VATICAN CITY (Reuters) - Pope Francis warned Italian bishops this week to vet carefully applicants to the priesthood and reject anyone they suspected might be homosexual, local media reported on Thursday.
“Keep an eye on the admissions to seminaries, keep your eyes open,” the pope was quoted as saying by newspaper La Stampa’s Vatican Insider service. “If in doubt, better not let them enter.”
The Vatican did not immediately respond to a request for a comment on the remarks, which Vatican Insider and Il Messaggero said were made at a closed-door gathering on Monday.
Francis’s meeting with Italian bishops came just a day after a Chilean man who suffered clerical sexual abuse quoted the pope as telling him in a private conversation that God had made him gay and loved him that way. Read more via Reuters
In a closed-door speech to Italian bishops on Monday, Pope Francis spoke about the number and quality of seminary candidates, including concerns about their sexual orientation. At the start of his May 21 audience with Italian bishops, Pope Francis voiced three areas of concern for the Church in Italy, the first of which was the lack of vocations.
Francis' brief remarks on his concerns, which also touched on evangelical poverty and transparency and the incorporation of Italian dioceses, were televised; however, his discussion with the bishops afterward was not.
In his public remarks on vocations, Pope Francis lamented the culture of the provisional, of relativism, and of the dictatorship of money, which hinder young people from discerning consecrated life. He also proposed that Italian dioceses with an abundance of vocations lend some of their priests to those Italian dioceses lacking in priests.

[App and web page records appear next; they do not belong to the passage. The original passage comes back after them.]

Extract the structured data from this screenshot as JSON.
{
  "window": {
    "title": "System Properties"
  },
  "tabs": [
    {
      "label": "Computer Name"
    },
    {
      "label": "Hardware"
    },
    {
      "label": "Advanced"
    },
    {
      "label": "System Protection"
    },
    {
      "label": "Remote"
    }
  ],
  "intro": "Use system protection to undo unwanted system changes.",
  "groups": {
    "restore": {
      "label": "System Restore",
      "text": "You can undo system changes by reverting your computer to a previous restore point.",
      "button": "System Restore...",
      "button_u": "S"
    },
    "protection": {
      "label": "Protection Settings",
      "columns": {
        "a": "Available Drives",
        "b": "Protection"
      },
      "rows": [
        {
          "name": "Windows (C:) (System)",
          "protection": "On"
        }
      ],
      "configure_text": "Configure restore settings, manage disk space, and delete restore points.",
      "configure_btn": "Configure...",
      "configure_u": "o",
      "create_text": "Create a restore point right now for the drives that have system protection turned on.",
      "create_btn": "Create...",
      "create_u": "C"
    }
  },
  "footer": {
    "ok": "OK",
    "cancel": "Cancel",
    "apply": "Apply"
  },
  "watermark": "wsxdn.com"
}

But in the discussion that followed the pope told the bishops to care more for the quality of seminary candidates than the quantity. Cardinal Gualtiero Bassetti of Perugia-Citta della Pieve, president of the Italian bishops' conference, confirmed Francis' comments about homosexuality in a May 24 press conference. Read more via CNA